Libraries (and to an extent, bookshops) are any avid reader’s second home. But they can also be much more than stacks of books—they can be community learning centers, Internet hubs, safe places for kids to go after school, workspaces for freelancers, and non-commercial venues for older folks to gather.
To celebrate the new, more varied functionality of libraries, the American Institute of Architects (AIA) and the American Library Association (ALA) recently awarded the 2015 Library Building Awards to those buildings that exemplified this trend:
Hillary Rodham Clinton Children’s Library and Learning Center: Little Rock, Arkansas

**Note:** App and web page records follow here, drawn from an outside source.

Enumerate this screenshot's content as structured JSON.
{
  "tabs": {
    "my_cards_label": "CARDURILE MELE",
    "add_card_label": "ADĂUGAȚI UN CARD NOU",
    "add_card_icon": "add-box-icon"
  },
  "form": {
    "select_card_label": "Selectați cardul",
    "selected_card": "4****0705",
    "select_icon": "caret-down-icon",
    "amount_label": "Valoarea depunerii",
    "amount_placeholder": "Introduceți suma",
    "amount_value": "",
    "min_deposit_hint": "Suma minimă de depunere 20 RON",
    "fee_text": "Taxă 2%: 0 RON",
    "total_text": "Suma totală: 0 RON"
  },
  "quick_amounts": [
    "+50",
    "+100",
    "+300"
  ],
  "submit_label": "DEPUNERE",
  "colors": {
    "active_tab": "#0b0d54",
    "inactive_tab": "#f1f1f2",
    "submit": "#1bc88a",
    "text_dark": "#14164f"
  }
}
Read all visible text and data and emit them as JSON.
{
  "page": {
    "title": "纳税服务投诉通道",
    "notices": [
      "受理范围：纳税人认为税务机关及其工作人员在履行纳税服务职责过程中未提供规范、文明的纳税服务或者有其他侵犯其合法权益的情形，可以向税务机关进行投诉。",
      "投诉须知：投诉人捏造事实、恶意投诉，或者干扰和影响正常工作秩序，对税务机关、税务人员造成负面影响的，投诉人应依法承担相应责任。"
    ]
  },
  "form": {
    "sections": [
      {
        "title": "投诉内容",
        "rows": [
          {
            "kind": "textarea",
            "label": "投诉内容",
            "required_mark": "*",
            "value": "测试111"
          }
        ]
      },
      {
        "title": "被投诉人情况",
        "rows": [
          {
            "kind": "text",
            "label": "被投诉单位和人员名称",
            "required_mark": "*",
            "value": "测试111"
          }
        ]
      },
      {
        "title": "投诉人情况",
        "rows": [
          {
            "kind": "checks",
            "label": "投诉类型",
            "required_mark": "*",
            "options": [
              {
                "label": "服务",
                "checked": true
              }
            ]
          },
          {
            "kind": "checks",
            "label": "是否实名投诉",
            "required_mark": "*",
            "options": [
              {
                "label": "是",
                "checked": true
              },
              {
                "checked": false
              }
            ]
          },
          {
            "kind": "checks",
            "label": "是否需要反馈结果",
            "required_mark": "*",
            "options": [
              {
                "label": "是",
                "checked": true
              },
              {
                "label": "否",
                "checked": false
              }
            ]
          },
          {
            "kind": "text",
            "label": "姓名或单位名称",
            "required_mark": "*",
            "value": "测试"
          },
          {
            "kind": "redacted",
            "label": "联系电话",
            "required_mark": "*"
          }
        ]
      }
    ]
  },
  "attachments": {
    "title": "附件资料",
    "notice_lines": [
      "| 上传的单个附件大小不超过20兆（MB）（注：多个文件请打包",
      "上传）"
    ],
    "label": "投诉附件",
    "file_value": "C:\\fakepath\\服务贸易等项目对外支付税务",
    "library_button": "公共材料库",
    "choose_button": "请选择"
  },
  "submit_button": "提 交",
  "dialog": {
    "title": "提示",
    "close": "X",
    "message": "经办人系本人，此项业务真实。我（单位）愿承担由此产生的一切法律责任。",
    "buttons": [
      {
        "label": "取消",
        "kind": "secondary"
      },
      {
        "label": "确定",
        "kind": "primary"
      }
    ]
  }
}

Polk Stanley Wilcox Architects went way beyond the idea of a library with their design, creating Arkansas’ first holistically imagined children’s education destination. It includes “a performance space, teaching kitchen, greenhouse, vegetable garden, and an arboretum that allows children to cultivate, harvest, prepare meals, and sell produce in a planned farmer’s market,” according to a release.
This LEED Gold space has shifted a dangerous neighborhood in the city to a safe space, and teaches sustainability via smart monitors that keep track of real-time use of water and electricity.
Cedar Rapids Public Library: Cedar Rapids, Iowa
OPN Architects, Inc. designed this library to LEED Platinum requirements, utilizing “abundant natural light, a geothermal system, and daylight harvesting strategies that minimize the building’s energy use. The green roof and use of permeable pavers across the site allow the building to retain 90% of all annual rainfall on site in underground storm water collection chambers,” according to a release.
Inside, a spacious two-story lobby brings together all of the core patron services in a hub and spoke system. Bright colors and unusual furniture are appealing to kids and kids-at-heart.
Claire T. Carney Library: Dartmouth, Massachusetts
Originally conceived by Paul Rudolph as a centerpiece to this commuter college, the Brutalist building became dysfunctional over time. Amazingly, the university kept the library open during the 2-year redesign and subsequent transformation.
“With half of the collections relocated to basement storage, the creation of a wide variety of new service and collaborative work spaces and the addition of a glass enclosed ‘campus living room’, the Carney Library is now the most popular place on campus, as evidenced by a gate count that has tripled,” according to a release.
Vancouver Community Library: Vancouver, Washington
This LEED Gold library is a brand-new five-story building in the city’s core that uses materials to reflect new and historic neighborhoods in Vancouver.
Architects Miller Hull decided that the concept for the interior was a “drawer full of knowledge”, which would make accessing the library’s contents easy and would encourage exploration.
Mission Branch Library: San Antonio, Texas
Just a single story high, this LEED silver-certified library designed by Muñoz and Company uses all kinds of interesting local materials in its construction.”The exterior of the building features a locally sourced San Saba Sandstone wainscot that wraps the entire perimeter of the white stucco walls,” according to the release. The entrance (above) is via over-sized copper-clad doors embossed with a decorative pattern pulled from Mission San Jose.
Above, you can see one of three brick bovedas—cross vaults built without centering by local craftsmen. The interior bovedas are echoed in the exterior as well. Tiles and stucco are used inside and out—and you can’t mistake where you are.
Slover Library: Norfolk, Virginia
A former 115-year-old courthouse and city hall were restored—and added to—to create the new Slover Public Library by Newman Architects with Tymoff + Moss.
The combination of old and new structures isn’t hidden but made obvious in the interior of the building, while taking advantage of natural light.
Did today’s featured photos inspire you to visit any of the libraries above?…